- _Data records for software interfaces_
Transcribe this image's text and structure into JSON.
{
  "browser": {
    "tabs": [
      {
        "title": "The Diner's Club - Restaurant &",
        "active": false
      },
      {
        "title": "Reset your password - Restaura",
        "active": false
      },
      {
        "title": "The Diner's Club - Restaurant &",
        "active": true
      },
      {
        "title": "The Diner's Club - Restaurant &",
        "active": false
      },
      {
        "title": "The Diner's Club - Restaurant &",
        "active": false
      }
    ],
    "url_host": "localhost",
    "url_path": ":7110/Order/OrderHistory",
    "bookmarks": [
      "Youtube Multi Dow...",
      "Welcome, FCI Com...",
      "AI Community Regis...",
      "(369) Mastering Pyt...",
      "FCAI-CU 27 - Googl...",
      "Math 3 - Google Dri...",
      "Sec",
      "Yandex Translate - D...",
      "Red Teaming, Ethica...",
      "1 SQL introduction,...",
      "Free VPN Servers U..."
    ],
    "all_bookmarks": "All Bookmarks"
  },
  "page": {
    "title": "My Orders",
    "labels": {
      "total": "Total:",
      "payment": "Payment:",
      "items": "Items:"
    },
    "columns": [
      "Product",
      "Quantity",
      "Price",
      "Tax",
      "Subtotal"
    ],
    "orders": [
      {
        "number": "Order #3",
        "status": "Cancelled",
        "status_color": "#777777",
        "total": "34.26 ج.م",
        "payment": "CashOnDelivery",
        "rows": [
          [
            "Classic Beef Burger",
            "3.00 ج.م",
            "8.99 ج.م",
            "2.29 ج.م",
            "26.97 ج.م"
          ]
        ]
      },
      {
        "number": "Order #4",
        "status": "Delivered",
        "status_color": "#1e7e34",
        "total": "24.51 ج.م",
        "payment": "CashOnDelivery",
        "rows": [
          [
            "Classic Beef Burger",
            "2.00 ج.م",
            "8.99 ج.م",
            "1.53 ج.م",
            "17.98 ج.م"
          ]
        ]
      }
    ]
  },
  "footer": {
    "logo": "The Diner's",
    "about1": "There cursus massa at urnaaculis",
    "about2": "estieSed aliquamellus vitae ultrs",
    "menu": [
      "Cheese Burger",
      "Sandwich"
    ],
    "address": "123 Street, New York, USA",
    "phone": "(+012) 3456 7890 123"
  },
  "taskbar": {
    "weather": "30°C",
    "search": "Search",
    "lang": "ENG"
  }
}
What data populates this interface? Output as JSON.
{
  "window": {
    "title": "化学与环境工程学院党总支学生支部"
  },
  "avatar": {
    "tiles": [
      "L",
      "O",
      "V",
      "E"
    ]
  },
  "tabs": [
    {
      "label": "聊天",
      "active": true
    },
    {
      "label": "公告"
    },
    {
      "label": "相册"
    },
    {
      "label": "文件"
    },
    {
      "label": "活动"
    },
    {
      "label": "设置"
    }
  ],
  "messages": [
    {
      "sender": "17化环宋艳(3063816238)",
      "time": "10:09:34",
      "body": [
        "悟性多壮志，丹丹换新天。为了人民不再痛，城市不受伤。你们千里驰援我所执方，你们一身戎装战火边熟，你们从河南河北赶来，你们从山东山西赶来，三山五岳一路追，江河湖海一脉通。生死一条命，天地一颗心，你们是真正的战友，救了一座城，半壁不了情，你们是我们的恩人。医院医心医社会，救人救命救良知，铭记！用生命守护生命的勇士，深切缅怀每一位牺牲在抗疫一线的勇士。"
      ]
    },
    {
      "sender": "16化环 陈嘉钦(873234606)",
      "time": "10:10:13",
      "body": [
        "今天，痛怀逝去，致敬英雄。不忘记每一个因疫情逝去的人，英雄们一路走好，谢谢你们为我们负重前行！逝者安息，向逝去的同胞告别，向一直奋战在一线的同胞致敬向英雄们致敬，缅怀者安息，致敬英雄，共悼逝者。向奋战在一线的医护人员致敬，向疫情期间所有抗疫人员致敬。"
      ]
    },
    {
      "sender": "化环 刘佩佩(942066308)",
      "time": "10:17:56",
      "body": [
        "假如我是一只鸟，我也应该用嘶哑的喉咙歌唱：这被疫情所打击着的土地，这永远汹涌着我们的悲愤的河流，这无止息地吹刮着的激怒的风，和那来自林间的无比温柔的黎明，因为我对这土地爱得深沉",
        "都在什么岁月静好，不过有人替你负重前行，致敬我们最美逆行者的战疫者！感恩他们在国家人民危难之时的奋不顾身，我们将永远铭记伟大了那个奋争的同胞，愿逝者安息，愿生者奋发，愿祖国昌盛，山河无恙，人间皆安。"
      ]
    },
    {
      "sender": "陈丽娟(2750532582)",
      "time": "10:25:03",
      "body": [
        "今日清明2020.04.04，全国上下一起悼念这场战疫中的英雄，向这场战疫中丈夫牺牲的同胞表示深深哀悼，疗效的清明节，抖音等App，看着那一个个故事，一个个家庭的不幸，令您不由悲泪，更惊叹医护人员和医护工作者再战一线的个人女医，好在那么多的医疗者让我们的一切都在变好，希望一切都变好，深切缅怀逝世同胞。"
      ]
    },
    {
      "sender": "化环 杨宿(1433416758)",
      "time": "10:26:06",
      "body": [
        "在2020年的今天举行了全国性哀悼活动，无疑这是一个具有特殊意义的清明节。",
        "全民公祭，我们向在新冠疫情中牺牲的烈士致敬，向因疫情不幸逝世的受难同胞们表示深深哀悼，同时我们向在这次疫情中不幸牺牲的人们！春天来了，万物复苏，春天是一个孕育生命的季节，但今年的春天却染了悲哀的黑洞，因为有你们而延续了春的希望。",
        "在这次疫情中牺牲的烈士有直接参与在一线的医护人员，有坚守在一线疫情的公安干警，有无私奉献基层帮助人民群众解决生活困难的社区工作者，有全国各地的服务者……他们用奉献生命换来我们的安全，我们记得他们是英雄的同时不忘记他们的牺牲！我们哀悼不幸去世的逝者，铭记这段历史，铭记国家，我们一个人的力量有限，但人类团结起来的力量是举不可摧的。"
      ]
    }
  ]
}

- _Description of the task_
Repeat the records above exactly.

- _Your response_
Transcribe this image's text and structure into JSON.
{
  "browser": {
    "tabs": [
      {
        "title": "The Diner's Club - Restaurant &",
        "active": false
      },
      {
        "title": "Reset your password - Restaura",
        "active": false
      },
      {
        "title": "The Diner's Club - Restaurant &",
        "active": true
      },
      {
        "title": "The Diner's Club - Restaurant &",
        "active": false
      },
      {
        "title": "The Diner's Club - Restaurant &",
        "active": false
      }
    ],
    "url_host": "localhost",
    "url_path": ":7110/Order/OrderHistory",
    "bookmarks": [
      "Youtube Multi Dow...",
      "Welcome, FCI Com...",
      "AI Community Regis...",
      "(369) Mastering Pyt...",
      "FCAI-CU 27 - Googl...",
      "Math 3 - Google Dri...",
      "Sec",
      "Yandex Translate - D...",
      "Red Teaming, Ethica...",
      "1 SQL introduction,...",
      "Free VPN Servers U..."
    ],
    "all_bookmarks": "All Bookmarks"
  },
  "page": {
    "title": "My Orders",
    "labels": {
      "total": "Total:",
      "payment": "Payment:",
      "items": "Items:"
    },
    "columns": [
      "Product",
      "Quantity",
      "Price",
      "Tax",
      "Subtotal"
    ],
    "orders": [
      {
        "number": "Order #3",
        "status": "Cancelled",
        "status_color": "#777777",
        "total": "34.26 ج.م",
        "payment": "CashOnDelivery",
        "rows": [
          [
            "Classic Beef Burger",
            "3.00 ج.م",
            "8.99 ج.م",
            "2.29 ج.م",
            "26.97 ج.م"
          ]
        ]
      },
      {
        "number": "Order #4",
        "status": "Delivered",
        "status_color": "#1e7e34",
        "total": "24.51 ج.م",
        "payment": "CashOnDelivery",
        "rows": [
          [
            "Classic Beef Burger",
            "2.00 ج.م",
            "8.99 ج.م",
            "1.53 ج.م",
            "17.98 ج.م"
          ]
        ]
      }
    ]
  },
  "footer": {
    "logo": "The Diner's",
    "about1": "There cursus massa at urnaaculis",
    "about2": "estieSed aliquamellus vitae ultrs",
    "menu": [
      "Cheese Burger",
      "Sandwich"
    ],
    "address": "123 Street, New York, USA",
    "phone": "(+012) 3456 7890 123"
  },
  "taskbar": {
    "weather": "30°C",
    "search": "Search",
    "lang": "ENG"
  }
}
What data populates this interface? Output as JSON.
{
  "window": {
    "title": "化学与环境工程学院党总支学生支部"
  },
  "avatar": {
    "tiles": [
      "L",
      "O",
      "V",
      "E"
    ]
  },
  "tabs": [
    {
      "label": "聊天",
      "active": true
    },
    {
      "label": "公告"
    },
    {
      "label": "相册"
    },
    {
      "label": "文件"
    },
    {
      "label": "活动"
    },
    {
      "label": "设置"
    }
  ],
  "messages": [
    {
      "sender": "17化环宋艳(3063816238)",
      "time": "10:09:34",
      "body": [
        "悟性多壮志，丹丹换新天。为了人民不再痛，城市不受伤。你们千里驰援我所执方，你们一身戎装战火边熟，你们从河南河北赶来，你们从山东山西赶来，三山五岳一路追，江河湖海一脉通。生死一条命，天地一颗心，你们是真正的战友，救了一座城，半壁不了情，你们是我们的恩人。医院医心医社会，救人救命救良知，铭记！用生命守护生命的勇士，深切缅怀每一位牺牲在抗疫一线的勇士。"
      ]
    },
    {
      "sender": "16化环 陈嘉钦(873234606)",
      "time": "10:10:13",
      "body": [
        "今天，痛怀逝去，致敬英雄。不忘记每一个因疫情逝去的人，英雄们一路走好，谢谢你们为我们负重前行！逝者安息，向逝去的同胞告别，向一直奋战在一线的同胞致敬向英雄们致敬，缅怀者安息，致敬英雄，共悼逝者。向奋战在一线的医护人员致敬，向疫情期间所有抗疫人员致敬。"
      ]
    },
    {
      "sender": "化环 刘佩佩(942066308)",
      "time": "10:17:56",
      "body": [
        "假如我是一只鸟，我也应该用嘶哑的喉咙歌唱：这被疫情所打击着的土地，这永远汹涌着我们的悲愤的河流，这无止息地吹刮着的激怒的风，和那来自林间的无比温柔的黎明，因为我对这土地爱得深沉",
        "都在什么岁月静好，不过有人替你负重前行，致敬我们最美逆行者的战疫者！感恩他们在国家人民危难之时的奋不顾身，我们将永远铭记伟大了那个奋争的同胞，愿逝者安息，愿生者奋发，愿祖国昌盛，山河无恙，人间皆安。"
      ]
    },
    {
      "sender": "陈丽娟(2750532582)",
      "time": "10:25:03",
      "body": [
        "今日清明2020.04.04，全国上下一起悼念这场战疫中的英雄，向这场战疫中丈夫牺牲的同胞表示深深哀悼，疗效的清明节，抖音等App，看着那一个个故事，一个个家庭的不幸，令您不由悲泪，更惊叹医护人员和医护工作者再战一线的个人女医，好在那么多的医疗者让我们的一切都在变好，希望一切都变好，深切缅怀逝世同胞。"
      ]
    },
    {
      "sender": "化环 杨宿(1433416758)",
      "time": "10:26:06",
      "body": [
        "在2020年的今天举行了全国性哀悼活动，无疑这是一个具有特殊意义的清明节。",
        "全民公祭，我们向在新冠疫情中牺牲的烈士致敬，向因疫情不幸逝世的受难同胞们表示深深哀悼，同时我们向在这次疫情中不幸牺牲的人们！春天来了，万物复苏，春天是一个孕育生命的季节，但今年的春天却染了悲哀的黑洞，因为有你们而延续了春的希望。",
        "在这次疫情中牺牲的烈士有直接参与在一线的医护人员，有坚守在一线疫情的公安干警，有无私奉献基层帮助人民群众解决生活困难的社区工作者，有全国各地的服务者……他们用奉献生命换来我们的安全，我们记得他们是英雄的同时不忘记他们的牺牲！我们哀悼不幸去世的逝者，铭记这段历史，铭记国家，我们一个人的力量有限，但人类团结起来的力量是举不可摧的。"
      ]
    }
  ]
}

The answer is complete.